sp_rename ‘trigAddStudents’, ‘trigAddStudentsNew’;
Output:
Caution: Changing any part of an object name could break scripts and stored procedures. The object was renamed to ‘trigAddStudentsNew’.
Explanation:
Here the name of trigAddStudents is changed to trigAddStudentsNew.

Viewing a Trigger
Syntax:

1. To view the types of triggers on a table:
sp_helptrigger table1 [ , type ]
2. To view a trigger:
sp_helptext trigger1
table1
Is the name of the table for which to return trigger information.
type
Is an optional parameter where the type of the trigger is to be specified. Its value can be INSERT, UPDATE or DELETE.
trigger1
Is the name of the trigger for which the definition information is to be displayed.
SQL server allows us to determine the types of triggers on a table, view information about a trigger, to view a trigger, and to view the dependencies of it.
Examples
Code:
sp_helptrigger Students;
Output:
trigger_name trigger_owner isupdate isdelete isinsert
________________________________________ ________________________________________ ________________________________________ ________________________________________ ________________________________________
trigAddStudentsNew dbo 0 0 1
________________________________________ ________________________________________ ________________________________________ ________________________________________ ________________________________________
(1 row(s) affected)
Explanation:
The above example returns all the information about the triggers on the ‘Students’ table – the name of the triggers, type of the triggers etc.
Language(s): MS SQL Server
Code:

sp_helptrigger Students, ‘UPDATE’;
Output:
trigger_name trigger_owner isupdate isdelete isinsert
________________________________________ ________________________________________ ________________________________________ ________________________________________ ________________________________________
________________________________________ ________________________________________ ________________________________________ ________________________________________ ________________________________________
(0 row(s) affected)
Explanation:
If we specify the type of the trigger, we only get the information about that type of trigger.
Language(s): MS SQL Server
Code:
sp_helptext trigAddStudentsNew;
Output:
CREATE TRIGGER trigAddStudents
ON Students
FOR INSERT
AS
PRINT ‘THE TRIGGER IS CHANGED.’
Explanation:
Here the trigger text is displayed.

Deleting a Trigger
Syntax:

DROP TRIGGER trigger1, …
trigger1
Is the name of the trigger(s) to be removed.
If a trigger is deleted, the table on which the trigger was created and the data in the table is not in any way affected.
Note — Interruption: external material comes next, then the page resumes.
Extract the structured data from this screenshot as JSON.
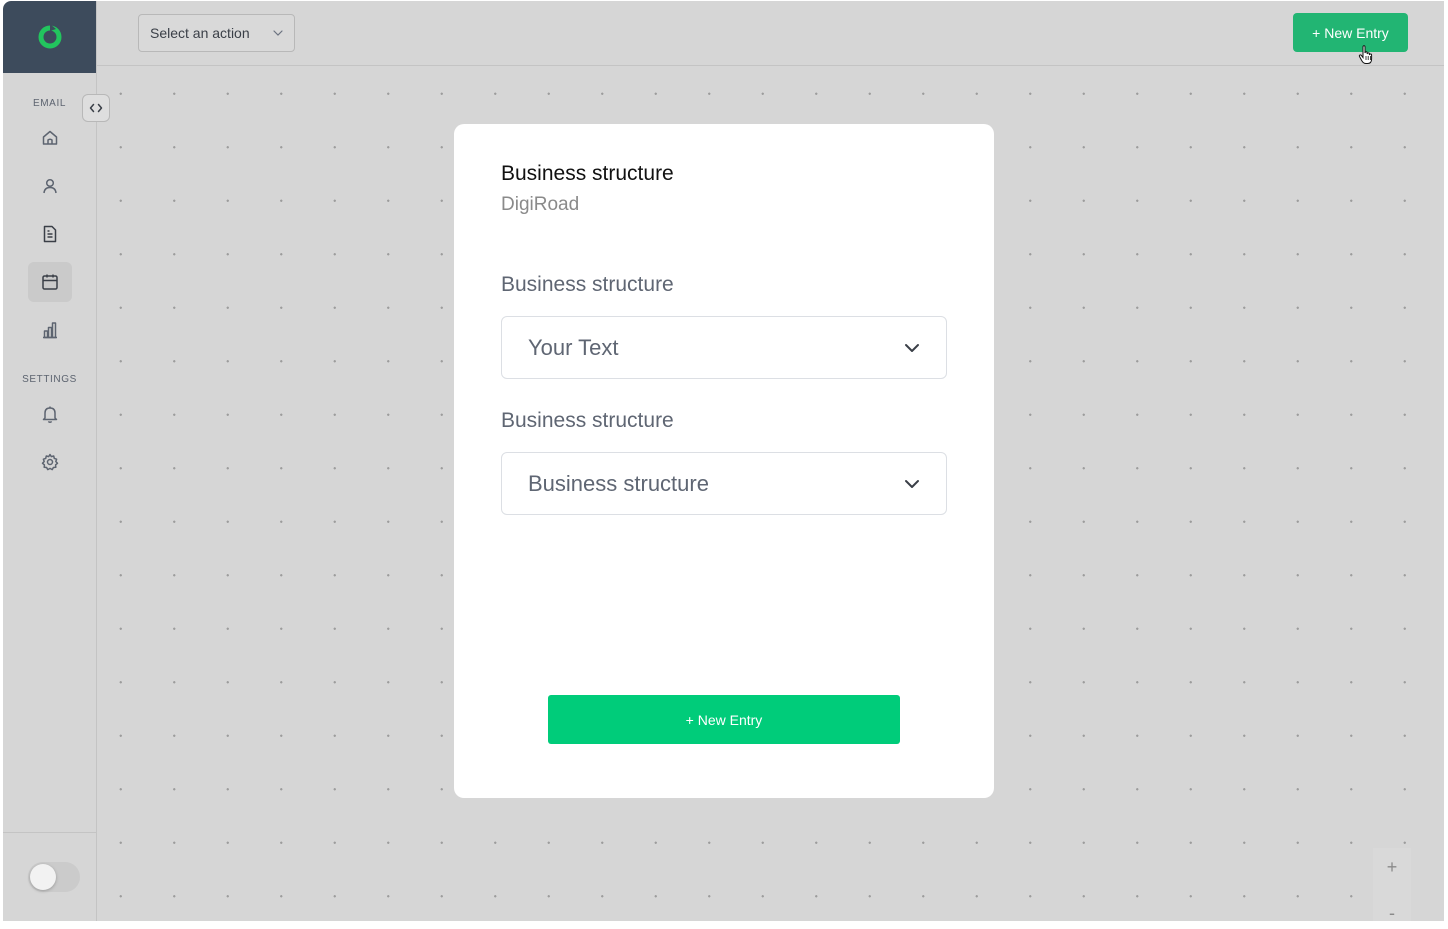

However, if the table is deleted, any trigger associated with the table is also deleted.
Examples
Code:
DROP TRIGGER trigAddStudentsNew;
Output:
The command(s) completed successfully.
Explanation:
Here the trigger, trigAddStudentsNew, is deleted from the database.

 

Advertisements

Leave a Comment

Fill in your details below or click an icon to log in:

WordPress.com Logo

You are commenting using your WordPress.com account. Log Out / Change )

Twitter picture

You are commenting using your Twitter account. Log Out / Change )

Facebook photo

You are commenting using your Facebook account. Log Out / Change )

Google+ photo

You are commenting using your Google+ account. Log Out / Change )

Connecting to %s